Thanks to dopamine release and the consolidation of relational memories, students are more likely to remember and understand what they learn if they find it compelling or have a part in figuring it out for themselves. In addition, when students have some choices in the way they will study or report on something, their motivation will increase and stress will diminish. They will be more accepting of their errors, motivated to try again, and less self-conscious about asking questions.
Classrooms can be the safe haven where academic practices and classroom strategies provide students with emotional comfort and pleasure as well as knowledge. When teachers use strategies to reduce stress and build a positive emotional environment, students gain emotional resilience and learn more efficiently and at higher levels of cognition. Brain-imaging studies support this relationship.
Andreasen, N. C., O'Leary, D. S., Paradiso, S., Cizaldo, T., Arndt, S., Watkins, G. L., et al. (1999). The cerebellum plays a role in conscious episodic memory retrieval. Human Brain Mapping, 8(4), 226–234.
Christianson, S.A. (1992). Emotional stress and eyewitness memory: A critical review.

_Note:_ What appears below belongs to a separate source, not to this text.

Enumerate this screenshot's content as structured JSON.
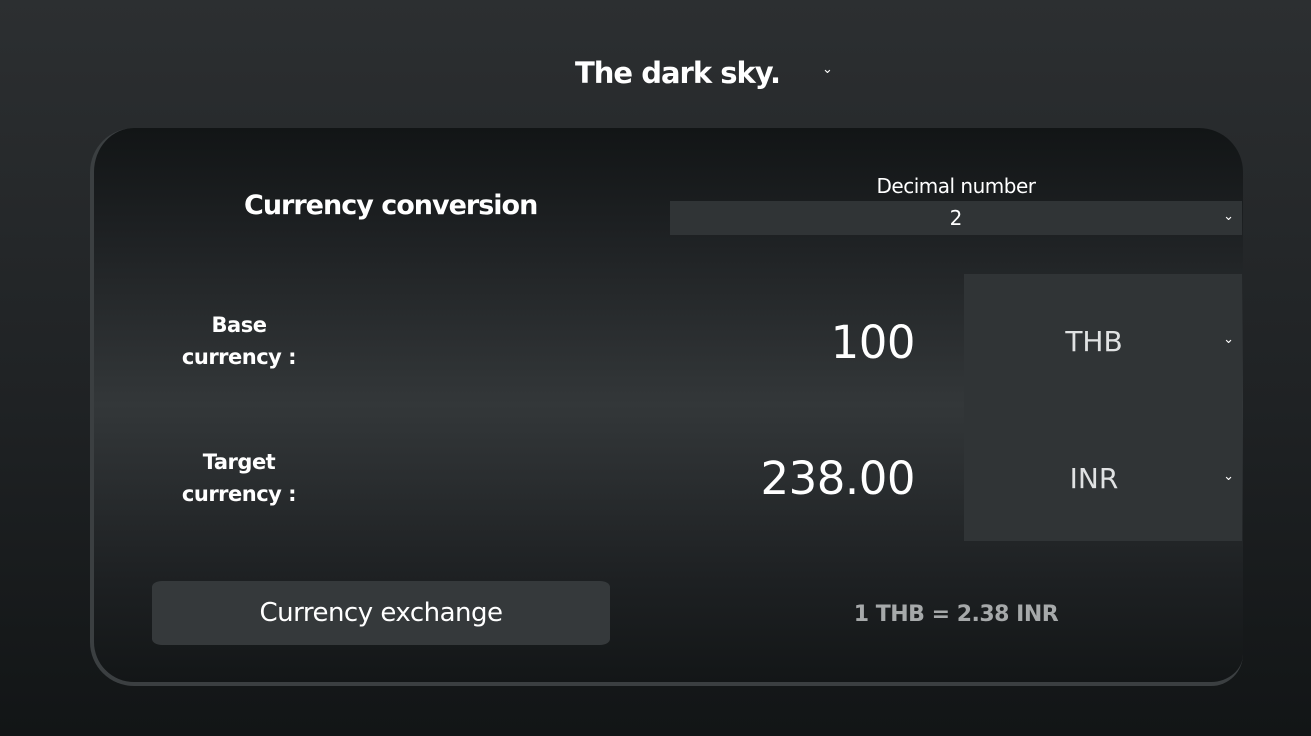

Psychological Bulletin, 112(2), 284–309.
Chugani, H. T. (1998). Biological basis of emotions: Brain systems and brain development. Pediatrics, 102, 1225–1229.
Dulay, H., & Burt, M. (1977). Remarks on creativity in language acquisition. In M. Burt, H. Dulay, & M. Finocchiaro (Eds.), Viewpoints on English as a second language. New York: Regents.
Kohn, A. (2004). Feel-bad education. Education Week, 24(3), 44–45.
Krashen, S. (1982). Theory versus practice in language training. In R. W. Blair (Ed.), Innovative approaches to language teaching (pp. 25–27). Rowley, MA: Newbury House.
Pawlak, R., Magarinos, A. M., Melchor, J., McEwen, B., & Strickland, S. (2003). Tissue plasminogen activator in the amygdala is critical for stress-induced anxiety-like behavior. Nature Neuroscience, 6(2), 168–174.
Shadmehr, R., and Holcomb, H. H. (1997). Neural correlates of motor memory consolidation. Science, 277, 821–825.
Sowell, E. R., Peterson, B. S., Thompson, P. M., Welcome, S. E., Henkenius, A. L., Toga, A. W., (2003). Mapping cortical change across the human life span. Nature Neuroscience, 6, 309–315.
Thanos, P. K., Katana, J. M., Ashby, C. R., Michaelides, M., Gardner, E. L., Heidbreder, C. A., et al. (1999). The selective dopamine D3 receptor antagonist SB-277011-A attenuates ethanol consumption in ethanol preferring (P) and non-preferring (NP) rats. Pharmacology, Biochemistry, and Behavior, 81(1), 190–197.
Judy Willis (email@example.com;
www.RADTeach.com) practiced neurology for 20 years and currently teaches at Santa Barbara Middle School. She is the author of Research-Based Strategies to Ignite Student Learning: Insights from a Neurologist/Classroom Teacher (ASCD, 2006;
Brain-Friendly Strategies for the Inclusion Classroom
(ASCD, 2007; http://shop.ascd.org/productdisplay.cfm?productid=107040).
Copyright © 2007 by Association for Supervision and Curriculum Development
Subscribe to ASCD Express, our twice-monthly e-mail newsletter, to have practical, actionable strategies and information delivered to your e-mail inbox twice a month.
ASCD respects intellectual property rights and adheres to the laws governing them. Learn more about our permissions policy and submit your request online.